A seasoned professional with more than 30 years experience‚ John McGary is a Tax Partner and head of the Real Estate Services group in the Firm's Philadelphia office. He is highly regarded for effectively working with private and public companies through complex structuring transactions and has helped numerous clients with national and international operations avoid excess tax burdens and fees.
Mr. McGary's structuring success includes advising a foreign-owned U.S. corporation on the purchase of its debt resulting in a $20 million discount and avoided tax liability worldwide; guiding a publicly-held company through a $22 million partially-taxable acquisition; assisting the buyers of a sports facility with avoiding state taxation; and making recommendations to a partnership between a real estate developer and publicly-held company that allowed the developer a 50% venture interest without a capital contribution.
Mr. McGary has an extensive background evaluating transactions‚ such as the sale of multi-million dollar real estate portfolios and equity and debt restructuring for partnerships. Most notably‚ he helped a general partner avoid ordinary income by drafting distributions and profit and loss allocations that resulted in distributions‚ while deferring income recognition and achieving capital gain.
In addition‚ Mr. McGary has represented more than $300 million in projects to redevelop historical buildings and has assisted venture capital clients with structuring acquisitions that achieve an increase in tax depreciation.
Mr. McGary began his career as a Field Agent with the Internal Revenue Service before becoming head of the International Tax group for the Philadelphia office of an international accounting firm. He also helped found a regional accounting practice before joining the Firm in 2005.
- American Institute of Certified Public Accountants (AICPA)

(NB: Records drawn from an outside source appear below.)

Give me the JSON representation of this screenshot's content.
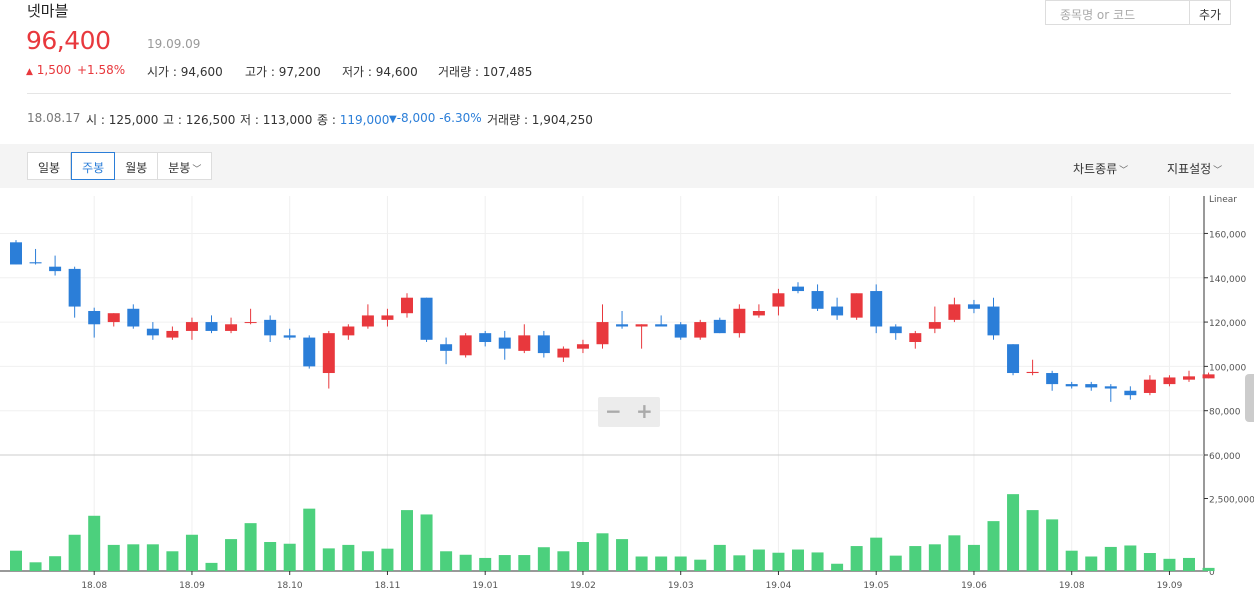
{
  "header": {
    "name": "넷마블",
    "price": "96,400",
    "date": "19.09.09",
    "change": "1,500",
    "change_pct": "+1.58%",
    "stats": [
      {
        "label": "시가",
        "value": "94,600"
      },
      {
        "label": "고가",
        "value": "97,200"
      },
      {
        "label": "저가",
        "value": "94,600"
      },
      {
        "label": "거래량",
        "value": "107,485"
      }
    ]
  },
  "search": {
    "placeholder": "종목명 or 코드",
    "button": "추가"
  },
  "history": {
    "date": "18.08.17",
    "open_label": "시",
    "open": "125,000",
    "high_label": "고",
    "high": "126,500",
    "low_label": "저",
    "low": "113,000",
    "close_label": "종",
    "close": "119,000",
    "change": "-8,000",
    "change_pct": "-6.30%",
    "volume_label": "거래량",
    "volume": "1,904,250"
  },
  "toolbar": {
    "tabs": [
      "일봉",
      "주봉",
      "월봉",
      "분봉"
    ],
    "active_tab": "주봉",
    "chart_type": "차트종류",
    "indicator": "지표설정"
  },
  "colors": {
    "up": "#e8383d",
    "down": "#2b7ed8",
    "volume": "#4cd07d"
  },
  "chart_data": {
    "type": "candlestick",
    "scale_label": "Linear",
    "price_ticks": [
      "160,000",
      "140,000",
      "120,000",
      "100,000",
      "80,000",
      "60,000"
    ],
    "volume_ticks": [
      "2,500,000",
      "0"
    ],
    "x_ticks": [
      "18.08",
      "18.09",
      "18.10",
      "18.11",
      "19.01",
      "19.02",
      "19.03",
      "19.04",
      "19.05",
      "19.06",
      "19.08",
      "19.09"
    ],
    "price_range": [
      60000,
      176000
    ],
    "volume_range": [
      0,
      4000000
    ],
    "candles": [
      {
        "o": 156000,
        "h": 157000,
        "l": 146000,
        "c": 146000,
        "v": 700000
      },
      {
        "o": 147000,
        "h": 153000,
        "l": 146000,
        "c": 146500,
        "v": 300000
      },
      {
        "o": 145000,
        "h": 150000,
        "l": 141000,
        "c": 143000,
        "v": 510000
      },
      {
        "o": 144000,
        "h": 145000,
        "l": 122000,
        "c": 127000,
        "v": 1250000
      },
      {
        "o": 125000,
        "h": 126500,
        "l": 113000,
        "c": 119000,
        "v": 1904250
      },
      {
        "o": 120000,
        "h": 124000,
        "l": 118000,
        "c": 124000,
        "v": 900000
      },
      {
        "o": 126000,
        "h": 128000,
        "l": 117000,
        "c": 118000,
        "v": 920000
      },
      {
        "o": 117000,
        "h": 120000,
        "l": 112000,
        "c": 114000,
        "v": 920000
      },
      {
        "o": 113000,
        "h": 118000,
        "l": 112000,
        "c": 116000,
        "v": 680000
      },
      {
        "o": 116000,
        "h": 122000,
        "l": 112000,
        "c": 120000,
        "v": 1250000
      },
      {
        "o": 120000,
        "h": 123000,
        "l": 115000,
        "c": 116000,
        "v": 280000
      },
      {
        "o": 116000,
        "h": 122000,
        "l": 115000,
        "c": 119000,
        "v": 1100000
      },
      {
        "o": 120000,
        "h": 126000,
        "l": 119000,
        "c": 120000,
        "v": 1650000
      },
      {
        "o": 121000,
        "h": 123000,
        "l": 111000,
        "c": 114000,
        "v": 1000000
      },
      {
        "o": 114000,
        "h": 117000,
        "l": 112000,
        "c": 113000,
        "v": 940000
      },
      {
        "o": 113000,
        "h": 114000,
        "l": 99000,
        "c": 100000,
        "v": 2150000
      },
      {
        "o": 97000,
        "h": 116000,
        "l": 90000,
        "c": 115000,
        "v": 780000
      },
      {
        "o": 114000,
        "h": 119000,
        "l": 112000,
        "c": 118000,
        "v": 900000
      },
      {
        "o": 118000,
        "h": 128000,
        "l": 117000,
        "c": 123000,
        "v": 680000
      },
      {
        "o": 121000,
        "h": 126000,
        "l": 118000,
        "c": 123000,
        "v": 770000
      },
      {
        "o": 124000,
        "h": 133000,
        "l": 122000,
        "c": 131000,
        "v": 2100000
      },
      {
        "o": 131000,
        "h": 131000,
        "l": 111000,
        "c": 112000,
        "v": 1950000
      },
      {
        "o": 110000,
        "h": 113000,
        "l": 101000,
        "c": 107000,
        "v": 680000
      },
      {
        "o": 105000,
        "h": 115000,
        "l": 104000,
        "c": 114000,
        "v": 560000
      },
      {
        "o": 115000,
        "h": 116000,
        "l": 109000,
        "c": 111000,
        "v": 450000
      },
      {
        "o": 113000,
        "h": 116000,
        "l": 103000,
        "c": 108000,
        "v": 550000
      },
      {
        "o": 107000,
        "h": 119000,
        "l": 106000,
        "c": 114000,
        "v": 550000
      },
      {
        "o": 114000,
        "h": 116000,
        "l": 104000,
        "c": 106000,
        "v": 820000
      },
      {
        "o": 104000,
        "h": 109000,
        "l": 102000,
        "c": 108000,
        "v": 680000
      },
      {
        "o": 108000,
        "h": 112000,
        "l": 106000,
        "c": 110000,
        "v": 1000000
      },
      {
        "o": 110000,
        "h": 128000,
        "l": 108000,
        "c": 120000,
        "v": 1300000
      },
      {
        "o": 119000,
        "h": 125000,
        "l": 117000,
        "c": 118000,
        "v": 1100000
      },
      {
        "o": 118000,
        "h": 119000,
        "l": 108000,
        "c": 119000,
        "v": 500000
      },
      {
        "o": 119000,
        "h": 123000,
        "l": 118000,
        "c": 118000,
        "v": 500000
      },
      {
        "o": 119000,
        "h": 120000,
        "l": 112000,
        "c": 113000,
        "v": 500000
      },
      {
        "o": 113000,
        "h": 121000,
        "l": 112000,
        "c": 120000,
        "v": 390000
      },
      {
        "o": 121000,
        "h": 122000,
        "l": 115000,
        "c": 115000,
        "v": 900000
      },
      {
        "o": 115000,
        "h": 128000,
        "l": 113000,
        "c": 126000,
        "v": 540000
      },
      {
        "o": 123000,
        "h": 128000,
        "l": 122000,
        "c": 125000,
        "v": 740000
      },
      {
        "o": 127000,
        "h": 135000,
        "l": 123000,
        "c": 133000,
        "v": 630000
      },
      {
        "o": 136000,
        "h": 138000,
        "l": 133000,
        "c": 134000,
        "v": 740000
      },
      {
        "o": 134000,
        "h": 137000,
        "l": 125000,
        "c": 126000,
        "v": 640000
      },
      {
        "o": 127000,
        "h": 131000,
        "l": 121000,
        "c": 123000,
        "v": 250000
      },
      {
        "o": 122000,
        "h": 133000,
        "l": 121000,
        "c": 133000,
        "v": 860000
      },
      {
        "o": 134000,
        "h": 137000,
        "l": 115000,
        "c": 118000,
        "v": 1150000
      },
      {
        "o": 118000,
        "h": 119000,
        "l": 112000,
        "c": 115000,
        "v": 530000
      },
      {
        "o": 111000,
        "h": 116000,
        "l": 108000,
        "c": 115000,
        "v": 860000
      },
      {
        "o": 117000,
        "h": 127000,
        "l": 115000,
        "c": 120000,
        "v": 920000
      },
      {
        "o": 121000,
        "h": 131000,
        "l": 120000,
        "c": 128000,
        "v": 1230000
      },
      {
        "o": 128000,
        "h": 130000,
        "l": 124000,
        "c": 126000,
        "v": 900000
      },
      {
        "o": 127000,
        "h": 131000,
        "l": 112000,
        "c": 114000,
        "v": 1720000
      },
      {
        "o": 110000,
        "h": 110000,
        "l": 96000,
        "c": 97000,
        "v": 2650000
      },
      {
        "o": 97000,
        "h": 103000,
        "l": 96000,
        "c": 97500,
        "v": 2100000
      },
      {
        "o": 97000,
        "h": 98000,
        "l": 89000,
        "c": 92000,
        "v": 1780000
      },
      {
        "o": 92000,
        "h": 93000,
        "l": 90000,
        "c": 91000,
        "v": 700000
      },
      {
        "o": 92000,
        "h": 93000,
        "l": 89000,
        "c": 90500,
        "v": 500000
      },
      {
        "o": 91000,
        "h": 92000,
        "l": 84000,
        "c": 90000,
        "v": 830000
      },
      {
        "o": 89000,
        "h": 91000,
        "l": 85000,
        "c": 87000,
        "v": 880000
      },
      {
        "o": 88000,
        "h": 96000,
        "l": 87000,
        "c": 94000,
        "v": 620000
      },
      {
        "o": 92000,
        "h": 96000,
        "l": 91000,
        "c": 95000,
        "v": 420000
      },
      {
        "o": 94000,
        "h": 98000,
        "l": 93000,
        "c": 95500,
        "v": 450000
      },
      {
        "o": 94600,
        "h": 97200,
        "l": 94600,
        "c": 96400,
        "v": 107485
      }
    ]
  }
}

- Pennsylvania Institute of Certified Public Accountants (PICPA)
In effect since 1913 and long considered an untouchable provision of the tax code, the mortgage interest deduction as we know it may not be ....